Workforce Focus

By Tim Connor, Rodeo! Performance Group, Inc.

Businesses today are facing significant challenges and shortages of qualified staff. Finding and keeping good staff is critical.

How important are staff to your business? That’s sort of a basic question, because everyone knows that without staff you can’t do your own job. But really, how important do we consider our staff? After all, they haven’t been to school as long as we have, they don’t know as much, they don’t make the money we do. Shouldn’t it be easy to replace them when we need to?

It’s easy to fall into the trap of under-rating the importance of staff to a business; but it’s at least as bad to have the wrong staff in your organization. Who are the ‘wrong’ staff? Most of us would say those who don’t work hard, or take too many breaks, or don’t know what they’re doing, or who don’t take initiative. Now, these are serious defects, but the problem goes deeper – are we seeking staff who really complement the business?

When you opened your business you had an ideal in mind. Most likely it included finding and pleasing customers, providing a high quality product, delivering top-notch service to support your product, and getting customers excited enough to tell others about you. Business owners have values they bring to their business. The problem is, most don’t take the time at the front end to formalize those values, and they almost never seek to hire staff who share those same values.

So what happens? The staff who are hired don’t match the ideal the owner had in mind. They might be too brusque, or even unfriendly with customers. They might not get along with other staff, and become a constant source of irritation. They might get flustered when the business gets busy, frustrating both customers and other staff. Maybe they just don’t have the drive that you were wanting in your staff.

But really, can you do anything about that? Sure you can; and the answer comes in two parts:
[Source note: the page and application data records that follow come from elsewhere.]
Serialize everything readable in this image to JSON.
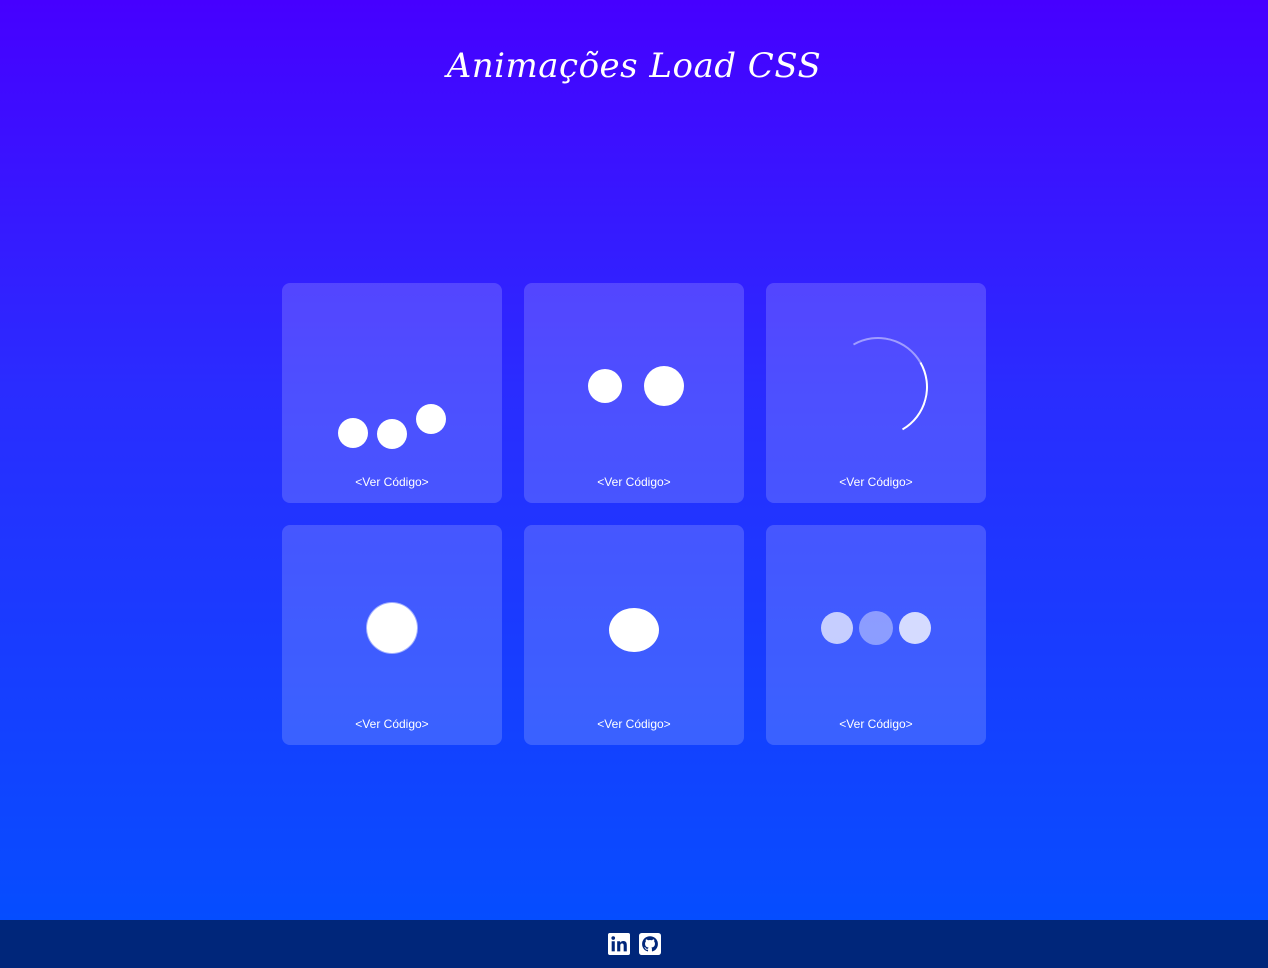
{
  "header": {
    "title": "Animações Load CSS"
  },
  "cards": [
    {
      "animation": "bouncing-dots",
      "link_label": "<Ver Código>"
    },
    {
      "animation": "two-dots",
      "link_label": "<Ver Código>"
    },
    {
      "animation": "spinner-arc",
      "link_label": "<Ver Código>"
    },
    {
      "animation": "pulse-circle",
      "link_label": "<Ver Código>"
    },
    {
      "animation": "morph-ellipse",
      "link_label": "<Ver Código>"
    },
    {
      "animation": "fading-dots",
      "link_label": "<Ver Código>"
    }
  ],
  "footer": {
    "icons": [
      {
        "icon": "linkedin-icon"
      },
      {
        "icon": "github-icon"
      }
    ]
  },
  "colors": {
    "background_top": "#4600ff",
    "background_bottom": "#0050ff",
    "footer": "#00267a",
    "card": "rgba(255,255,255,0.17)",
    "text": "#ffffff"
  }
}
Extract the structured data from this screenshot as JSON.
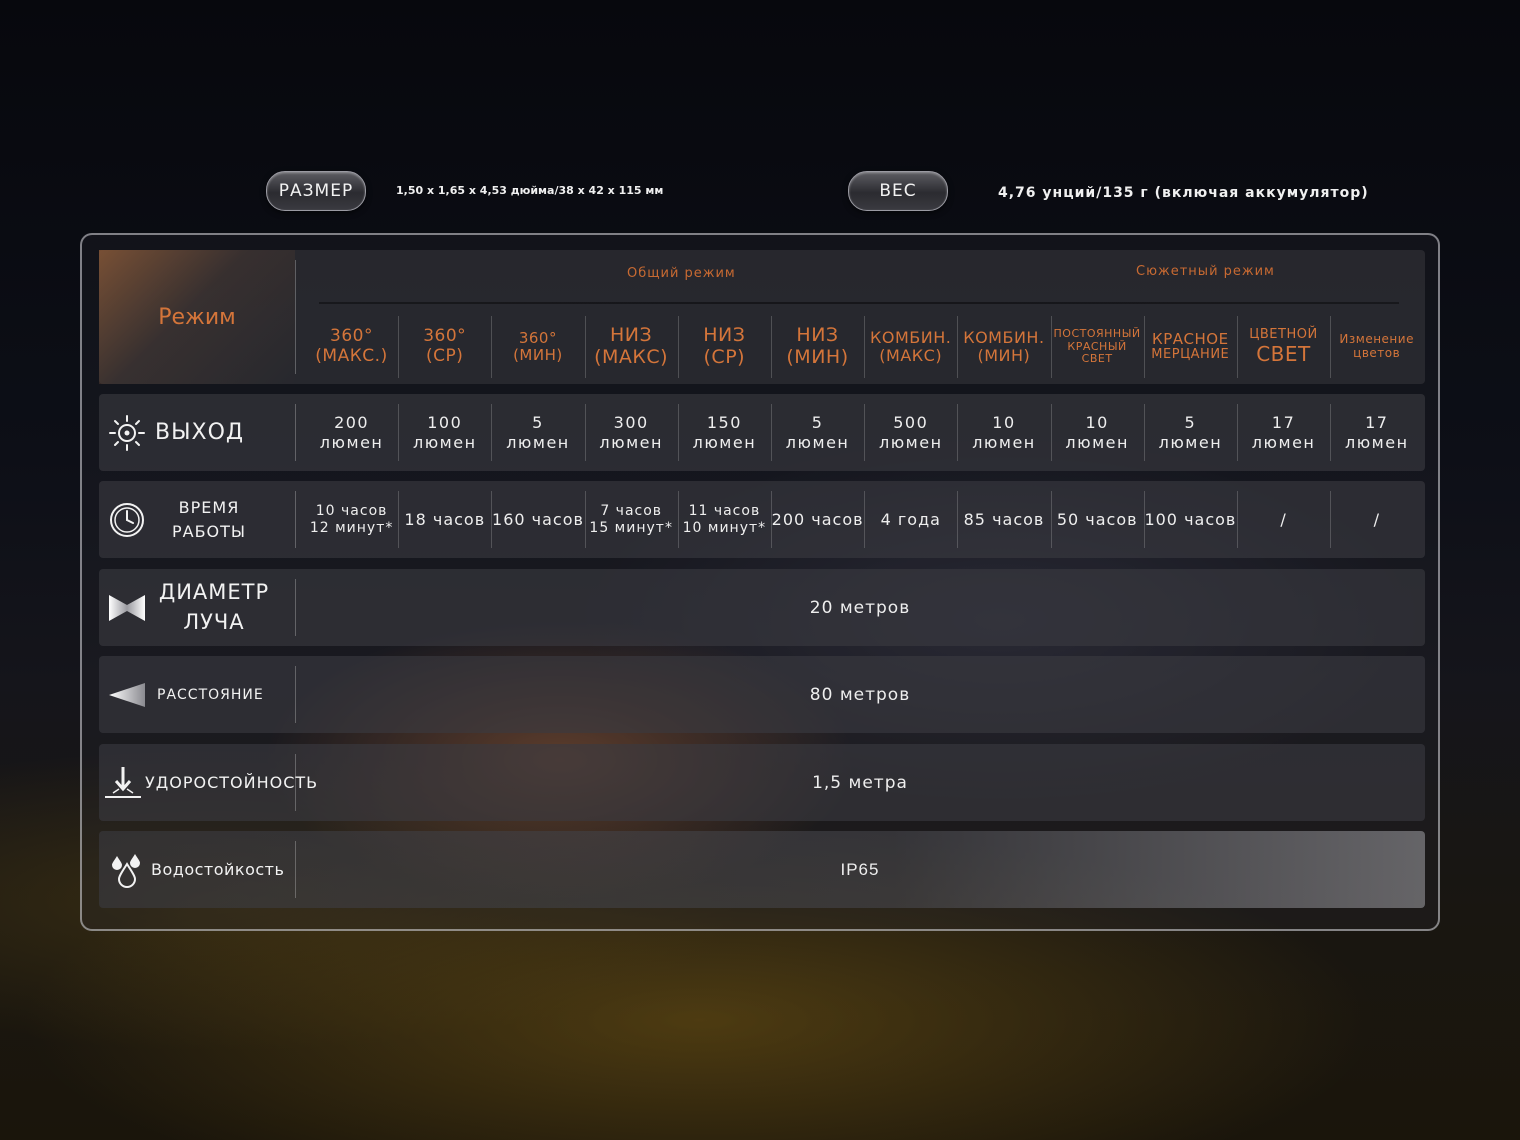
{
  "size": {
    "label": "РАЗМЕР",
    "value": "1,50 x 1,65 x 4,53 дюйма/38 x 42 x 115 мм"
  },
  "weight": {
    "label": "ВЕС",
    "value": "4,76 унций/135 г (включая аккумулятор)"
  },
  "table": {
    "mode_label": "Режим",
    "groups": {
      "general": "Общий режим",
      "scene": "Сюжетный режим"
    },
    "columns": [
      [
        "360°",
        "(МАКС.)"
      ],
      [
        "360°",
        "(СР)"
      ],
      [
        "360°",
        "(МИН)"
      ],
      [
        "НИЗ",
        "(МАКС)"
      ],
      [
        "НИЗ",
        "(СР)"
      ],
      [
        "НИЗ",
        "(МИН)"
      ],
      [
        "КОМБИН.",
        "(МАКС)"
      ],
      [
        "КОМБИН.",
        "(МИН)"
      ],
      [
        "ПОСТОЯННЫЙ",
        "КРАСНЫЙ",
        "СВЕТ"
      ],
      [
        "КРАСНОЕ",
        "МЕРЦАНИЕ"
      ],
      [
        "ЦВЕТНОЙ",
        "СВЕТ"
      ],
      [
        "Изменение",
        "цветов"
      ]
    ],
    "output": {
      "label": "ВЫХОД",
      "values": [
        [
          "200",
          "люмен"
        ],
        [
          "100",
          "люмен"
        ],
        [
          "5",
          "люмен"
        ],
        [
          "300",
          "люмен"
        ],
        [
          "150",
          "люмен"
        ],
        [
          "5",
          "люмен"
        ],
        [
          "500",
          "люмен"
        ],
        [
          "10",
          "люмен"
        ],
        [
          "10",
          "люмен"
        ],
        [
          "5",
          "люмен"
        ],
        [
          "17",
          "люмен"
        ],
        [
          "17",
          "люмен"
        ]
      ]
    },
    "runtime": {
      "label_line1": "ВРЕМЯ",
      "label_line2": "РАБОТЫ",
      "values": [
        [
          "10 часов",
          "12 минут*"
        ],
        [
          "18 часов"
        ],
        [
          "160 часов"
        ],
        [
          "7 часов",
          "15 минут*"
        ],
        [
          "11 часов",
          "10 минут*"
        ],
        [
          "200 часов"
        ],
        [
          "4 года"
        ],
        [
          "85 часов"
        ],
        [
          "50 часов"
        ],
        [
          "100 часов"
        ],
        [
          "/"
        ],
        [
          "/"
        ]
      ]
    },
    "beam": {
      "label_line1": "ДИАМЕТР",
      "label_line2": "ЛУЧА",
      "value": "20 метров"
    },
    "distance": {
      "label": "РАССТОЯНИЕ",
      "value": "80 метров"
    },
    "impact": {
      "label": "УДОРОСТОЙНОСТЬ",
      "value": "1,5 метра"
    },
    "water": {
      "label": "Водостойкость",
      "value": "IP65"
    }
  },
  "icons": {
    "output": "sun-icon",
    "runtime": "clock-icon",
    "beam": "beam-angle-icon",
    "distance": "distance-cone-icon",
    "impact": "drop-impact-icon",
    "water": "water-drops-icon"
  },
  "colors": {
    "accent": "#d4753a",
    "text": "#eeeeee"
  }
}
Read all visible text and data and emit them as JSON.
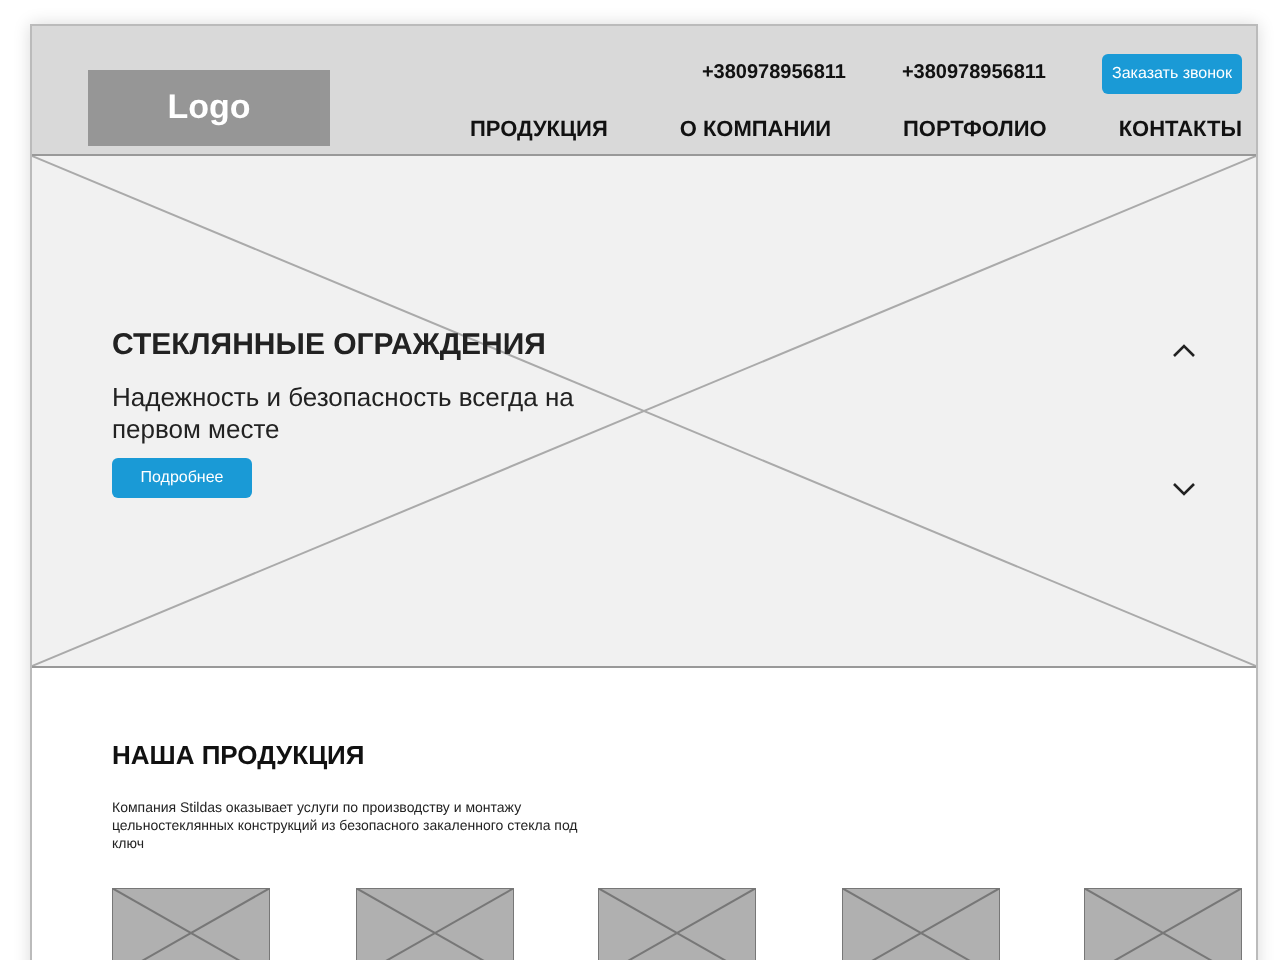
{
  "header": {
    "logo": "Logo",
    "phones": [
      "+380978956811",
      "+380978956811"
    ],
    "callback_button": "Заказать звонок",
    "nav": [
      {
        "label": "ПРОДУКЦИЯ"
      },
      {
        "label": "О КОМПАНИИ"
      },
      {
        "label": "ПОРТФОЛИО"
      },
      {
        "label": "КОНТАКТЫ"
      }
    ]
  },
  "hero": {
    "title": "СТЕКЛЯННЫЕ ОГРАЖДЕНИЯ",
    "subtitle": "Надежность и безопасность всегда на первом месте",
    "button": "Подробнее"
  },
  "products": {
    "title": "НАША ПРОДУКЦИЯ",
    "description": "Компания Stildas  оказывает услуги по производству и монтажу цельностеклянных конструкций из безопасного закаленного стекла под ключ",
    "items": [
      {
        "kind": "image"
      },
      {
        "kind": "image"
      },
      {
        "kind": "image"
      },
      {
        "kind": "image"
      },
      {
        "kind": "image"
      }
    ]
  }
}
First, taking the time to identify and formalize your own values, and then build them into the business. What attitudes do you really want in your business? Do you want customers to feel fussed over, or are you happier with more of a formal professionalism? Do you want staff who take initiative, or would you rather have people who check in before making major decisions? Are you concerned with neatness and order, or do you like an atmosphere that’s more laid back and friendly? When choosing any of these approaches, you will need to plan your office structures so the attitude can happen. Failure to plan such a structure may make it difficult – or impossible – for your staff to act the way you want.

Second: For hiring people, translating those values into behavioral interviews is key. If you want certain attitudes and behaviors, you have to build an interview that goes beyond the resume and surfaces underlying conduct. People, especially those who can’t hold jobs for long, can be very good at ‘saying the right thing’ – even when they don’t usually act that way. Part of your challenge is developing questions that will dig out those past behaviors. The questions might be aimed at finding out the prospect’s reaction to a busy environment, or how they usually handle a customer. Questions can be worded to surface bad attitudes under stress, or a prospective employees work ethic.

Believe it or not, the bulk of a business owner’s time and money are spent hiring people with the right knowledge and skills – but the majority of problems and firings are based on attitudes and behaviors.

Conclusion

In summary, if you want your business to move closer to your mind’s ideal, you have to take time to identify and formalize your values, building them into the structure of your business – how it is run. THEN you have to develop an interview process that surfaces a prospective employee’s behaviors, and checks them against the attitudes you are seeking in the day-to-day operation of the business.